-- GIVEN DATA --
Segment Open

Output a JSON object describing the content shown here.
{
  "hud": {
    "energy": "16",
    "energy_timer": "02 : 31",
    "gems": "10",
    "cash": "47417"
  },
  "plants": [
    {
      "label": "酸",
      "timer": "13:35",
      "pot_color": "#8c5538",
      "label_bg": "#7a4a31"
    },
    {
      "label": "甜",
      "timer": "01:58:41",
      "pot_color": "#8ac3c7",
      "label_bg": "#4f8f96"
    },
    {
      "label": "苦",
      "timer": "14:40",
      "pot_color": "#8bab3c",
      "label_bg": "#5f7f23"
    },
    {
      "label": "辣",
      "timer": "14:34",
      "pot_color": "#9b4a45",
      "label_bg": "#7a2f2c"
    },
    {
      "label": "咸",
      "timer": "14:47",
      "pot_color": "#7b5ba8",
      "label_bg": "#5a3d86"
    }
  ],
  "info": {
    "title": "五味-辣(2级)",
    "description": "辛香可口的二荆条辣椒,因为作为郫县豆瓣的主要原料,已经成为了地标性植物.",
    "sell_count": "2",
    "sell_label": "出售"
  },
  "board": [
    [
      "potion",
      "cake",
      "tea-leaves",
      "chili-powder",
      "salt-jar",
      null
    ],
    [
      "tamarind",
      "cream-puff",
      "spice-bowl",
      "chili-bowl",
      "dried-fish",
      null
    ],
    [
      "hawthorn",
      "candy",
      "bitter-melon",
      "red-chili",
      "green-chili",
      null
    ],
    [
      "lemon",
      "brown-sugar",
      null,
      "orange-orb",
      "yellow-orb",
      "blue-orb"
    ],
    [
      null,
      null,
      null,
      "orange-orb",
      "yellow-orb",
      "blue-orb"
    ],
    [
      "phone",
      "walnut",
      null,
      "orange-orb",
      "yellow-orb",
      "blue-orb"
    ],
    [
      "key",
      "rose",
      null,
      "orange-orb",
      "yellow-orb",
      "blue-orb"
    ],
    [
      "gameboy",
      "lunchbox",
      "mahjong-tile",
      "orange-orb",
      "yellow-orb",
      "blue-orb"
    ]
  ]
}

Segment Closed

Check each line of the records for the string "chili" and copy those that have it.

-- WORKED SOLUTION --
      "chili-powder",
      "chili-bowl",
      "red-chili",
      "green-chili",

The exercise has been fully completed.